*** Opening Records to process ***

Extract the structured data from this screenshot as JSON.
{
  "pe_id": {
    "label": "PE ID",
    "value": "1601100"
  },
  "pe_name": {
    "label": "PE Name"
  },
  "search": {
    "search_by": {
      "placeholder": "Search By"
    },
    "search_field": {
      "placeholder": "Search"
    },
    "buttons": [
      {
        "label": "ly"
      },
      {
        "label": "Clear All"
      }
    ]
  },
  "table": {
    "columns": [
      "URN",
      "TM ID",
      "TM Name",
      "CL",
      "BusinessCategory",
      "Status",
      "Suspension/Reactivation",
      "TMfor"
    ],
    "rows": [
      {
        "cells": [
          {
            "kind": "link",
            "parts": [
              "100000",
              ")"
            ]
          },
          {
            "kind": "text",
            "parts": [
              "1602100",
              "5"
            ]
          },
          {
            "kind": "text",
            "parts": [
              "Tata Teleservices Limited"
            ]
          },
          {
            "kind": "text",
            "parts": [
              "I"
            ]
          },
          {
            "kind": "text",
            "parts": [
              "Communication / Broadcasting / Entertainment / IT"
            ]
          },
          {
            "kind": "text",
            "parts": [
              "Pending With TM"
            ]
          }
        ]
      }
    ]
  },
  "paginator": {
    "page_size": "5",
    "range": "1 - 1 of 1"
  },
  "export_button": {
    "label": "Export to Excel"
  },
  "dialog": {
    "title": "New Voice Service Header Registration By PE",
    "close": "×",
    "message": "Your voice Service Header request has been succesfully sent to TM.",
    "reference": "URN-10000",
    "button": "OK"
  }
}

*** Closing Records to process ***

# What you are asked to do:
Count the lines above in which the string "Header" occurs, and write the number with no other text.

# Answer box:
2